──────── Input records ────────
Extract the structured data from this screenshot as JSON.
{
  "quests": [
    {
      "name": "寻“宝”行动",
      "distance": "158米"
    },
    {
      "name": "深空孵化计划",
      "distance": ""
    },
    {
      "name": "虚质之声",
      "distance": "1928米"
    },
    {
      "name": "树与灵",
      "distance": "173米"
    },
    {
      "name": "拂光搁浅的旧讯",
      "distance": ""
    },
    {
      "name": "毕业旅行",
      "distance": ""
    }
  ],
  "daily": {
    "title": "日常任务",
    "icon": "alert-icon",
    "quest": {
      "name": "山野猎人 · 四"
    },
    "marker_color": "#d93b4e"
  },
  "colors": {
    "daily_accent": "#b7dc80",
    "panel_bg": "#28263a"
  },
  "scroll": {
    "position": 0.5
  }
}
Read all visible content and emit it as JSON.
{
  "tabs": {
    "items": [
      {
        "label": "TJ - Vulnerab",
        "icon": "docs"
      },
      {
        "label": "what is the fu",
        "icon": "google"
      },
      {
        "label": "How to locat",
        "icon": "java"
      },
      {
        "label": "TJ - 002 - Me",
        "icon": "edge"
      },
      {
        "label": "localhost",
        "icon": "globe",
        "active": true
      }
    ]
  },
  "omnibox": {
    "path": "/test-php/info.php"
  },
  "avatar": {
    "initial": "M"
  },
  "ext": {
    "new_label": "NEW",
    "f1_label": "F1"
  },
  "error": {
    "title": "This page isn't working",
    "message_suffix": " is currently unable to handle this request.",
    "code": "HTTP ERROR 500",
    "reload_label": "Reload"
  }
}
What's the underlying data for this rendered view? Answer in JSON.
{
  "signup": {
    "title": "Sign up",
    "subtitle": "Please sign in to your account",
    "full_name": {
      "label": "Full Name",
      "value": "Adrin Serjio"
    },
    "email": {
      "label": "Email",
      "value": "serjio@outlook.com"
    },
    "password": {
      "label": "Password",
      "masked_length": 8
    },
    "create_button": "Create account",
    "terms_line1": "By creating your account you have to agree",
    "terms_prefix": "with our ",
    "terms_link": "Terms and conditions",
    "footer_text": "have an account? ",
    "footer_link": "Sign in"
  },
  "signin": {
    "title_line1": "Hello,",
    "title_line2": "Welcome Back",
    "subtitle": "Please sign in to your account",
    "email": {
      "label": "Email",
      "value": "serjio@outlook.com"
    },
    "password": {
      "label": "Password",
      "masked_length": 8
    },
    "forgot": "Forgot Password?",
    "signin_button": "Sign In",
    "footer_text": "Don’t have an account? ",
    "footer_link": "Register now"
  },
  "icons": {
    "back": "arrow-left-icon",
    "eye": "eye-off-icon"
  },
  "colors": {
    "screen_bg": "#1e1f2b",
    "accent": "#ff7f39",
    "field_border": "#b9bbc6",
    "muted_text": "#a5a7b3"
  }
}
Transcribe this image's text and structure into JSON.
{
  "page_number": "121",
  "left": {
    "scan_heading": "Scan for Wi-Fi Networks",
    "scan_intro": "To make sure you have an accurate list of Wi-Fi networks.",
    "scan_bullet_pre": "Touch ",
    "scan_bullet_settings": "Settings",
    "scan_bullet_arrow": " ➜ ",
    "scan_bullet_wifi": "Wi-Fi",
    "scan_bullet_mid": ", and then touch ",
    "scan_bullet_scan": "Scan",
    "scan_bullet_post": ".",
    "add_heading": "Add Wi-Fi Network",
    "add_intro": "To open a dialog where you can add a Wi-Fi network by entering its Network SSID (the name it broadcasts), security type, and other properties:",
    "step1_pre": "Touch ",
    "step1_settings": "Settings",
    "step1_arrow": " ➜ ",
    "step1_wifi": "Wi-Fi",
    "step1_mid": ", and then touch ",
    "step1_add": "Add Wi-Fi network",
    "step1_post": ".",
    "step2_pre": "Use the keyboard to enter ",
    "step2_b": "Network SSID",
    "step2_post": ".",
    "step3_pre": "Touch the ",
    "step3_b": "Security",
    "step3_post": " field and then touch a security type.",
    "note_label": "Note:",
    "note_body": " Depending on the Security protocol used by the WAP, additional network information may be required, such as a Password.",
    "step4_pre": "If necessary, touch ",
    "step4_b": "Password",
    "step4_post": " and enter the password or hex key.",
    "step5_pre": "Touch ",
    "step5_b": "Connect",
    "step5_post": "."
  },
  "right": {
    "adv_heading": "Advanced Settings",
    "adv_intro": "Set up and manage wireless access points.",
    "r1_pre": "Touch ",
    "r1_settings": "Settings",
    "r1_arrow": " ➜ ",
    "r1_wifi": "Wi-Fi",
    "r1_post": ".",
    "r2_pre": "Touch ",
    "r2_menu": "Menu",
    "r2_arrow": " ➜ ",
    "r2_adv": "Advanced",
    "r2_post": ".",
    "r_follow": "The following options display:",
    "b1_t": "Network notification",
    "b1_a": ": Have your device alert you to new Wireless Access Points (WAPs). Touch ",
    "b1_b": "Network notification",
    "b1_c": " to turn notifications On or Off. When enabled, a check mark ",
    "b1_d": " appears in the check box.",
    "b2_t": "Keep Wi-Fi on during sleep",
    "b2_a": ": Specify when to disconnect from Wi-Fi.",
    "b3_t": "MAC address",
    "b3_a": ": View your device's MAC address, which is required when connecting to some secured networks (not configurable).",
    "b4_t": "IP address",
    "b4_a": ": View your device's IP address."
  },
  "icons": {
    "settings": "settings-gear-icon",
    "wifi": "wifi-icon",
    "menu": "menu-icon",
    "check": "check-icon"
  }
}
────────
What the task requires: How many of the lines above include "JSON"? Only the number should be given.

Answer box: 4